=== WHAT YOU NEED TO DO ===
Go through the material and return every line that contains the string "Read".

--- GIVEN DATA Enclosed Below ---

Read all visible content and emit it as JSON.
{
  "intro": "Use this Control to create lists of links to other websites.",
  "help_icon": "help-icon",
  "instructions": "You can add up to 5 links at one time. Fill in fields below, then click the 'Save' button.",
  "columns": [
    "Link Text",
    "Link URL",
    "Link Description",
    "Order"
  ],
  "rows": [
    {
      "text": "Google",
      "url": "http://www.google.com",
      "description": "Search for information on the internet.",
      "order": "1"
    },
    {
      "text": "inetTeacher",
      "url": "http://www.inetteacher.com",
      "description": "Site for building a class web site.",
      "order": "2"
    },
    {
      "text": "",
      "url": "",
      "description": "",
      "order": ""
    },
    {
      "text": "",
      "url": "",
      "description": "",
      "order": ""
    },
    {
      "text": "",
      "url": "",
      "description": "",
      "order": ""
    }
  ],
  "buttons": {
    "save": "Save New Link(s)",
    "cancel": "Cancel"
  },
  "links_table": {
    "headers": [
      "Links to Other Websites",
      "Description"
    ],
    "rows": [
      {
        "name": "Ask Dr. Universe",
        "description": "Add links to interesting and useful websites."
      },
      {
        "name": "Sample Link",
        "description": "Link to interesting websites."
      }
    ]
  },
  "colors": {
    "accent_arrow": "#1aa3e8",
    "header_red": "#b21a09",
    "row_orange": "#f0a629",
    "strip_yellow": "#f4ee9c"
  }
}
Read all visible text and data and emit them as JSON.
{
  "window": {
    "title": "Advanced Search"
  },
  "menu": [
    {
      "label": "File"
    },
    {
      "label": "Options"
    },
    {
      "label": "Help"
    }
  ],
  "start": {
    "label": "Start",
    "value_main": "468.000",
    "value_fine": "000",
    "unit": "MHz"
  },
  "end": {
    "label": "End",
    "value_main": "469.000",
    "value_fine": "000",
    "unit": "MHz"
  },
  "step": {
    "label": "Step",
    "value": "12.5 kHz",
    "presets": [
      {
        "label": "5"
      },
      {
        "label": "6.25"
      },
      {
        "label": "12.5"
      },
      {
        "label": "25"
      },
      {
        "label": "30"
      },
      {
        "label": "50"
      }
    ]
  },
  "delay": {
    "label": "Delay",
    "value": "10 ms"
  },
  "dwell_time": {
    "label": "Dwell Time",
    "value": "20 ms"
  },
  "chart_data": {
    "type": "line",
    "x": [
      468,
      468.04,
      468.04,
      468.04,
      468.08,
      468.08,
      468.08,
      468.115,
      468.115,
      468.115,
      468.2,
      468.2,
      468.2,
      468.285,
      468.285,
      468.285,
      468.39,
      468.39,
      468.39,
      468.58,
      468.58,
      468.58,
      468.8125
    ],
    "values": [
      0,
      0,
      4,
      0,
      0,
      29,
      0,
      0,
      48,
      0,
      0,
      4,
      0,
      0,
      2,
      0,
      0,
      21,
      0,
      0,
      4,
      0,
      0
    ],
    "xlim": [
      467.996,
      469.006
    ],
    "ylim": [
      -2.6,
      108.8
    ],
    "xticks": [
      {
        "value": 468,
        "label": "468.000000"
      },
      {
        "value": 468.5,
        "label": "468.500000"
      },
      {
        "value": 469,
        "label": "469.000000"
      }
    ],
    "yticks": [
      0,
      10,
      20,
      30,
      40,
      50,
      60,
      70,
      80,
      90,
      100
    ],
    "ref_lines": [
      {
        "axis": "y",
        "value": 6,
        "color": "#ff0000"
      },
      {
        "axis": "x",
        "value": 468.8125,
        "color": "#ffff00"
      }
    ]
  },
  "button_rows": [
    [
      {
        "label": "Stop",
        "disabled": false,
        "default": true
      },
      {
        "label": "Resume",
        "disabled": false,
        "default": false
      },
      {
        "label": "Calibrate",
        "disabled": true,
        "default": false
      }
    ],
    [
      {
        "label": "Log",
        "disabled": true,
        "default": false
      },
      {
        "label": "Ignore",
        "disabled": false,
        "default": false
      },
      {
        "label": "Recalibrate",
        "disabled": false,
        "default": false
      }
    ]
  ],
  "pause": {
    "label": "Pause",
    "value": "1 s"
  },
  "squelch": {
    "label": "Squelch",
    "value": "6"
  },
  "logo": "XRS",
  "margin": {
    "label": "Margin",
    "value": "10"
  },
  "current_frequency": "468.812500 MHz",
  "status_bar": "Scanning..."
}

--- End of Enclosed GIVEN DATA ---

=== EXERCISE SOLUTION ===
Read all visible content and emit it as JSON.
Read all visible text and data and emit them as JSON.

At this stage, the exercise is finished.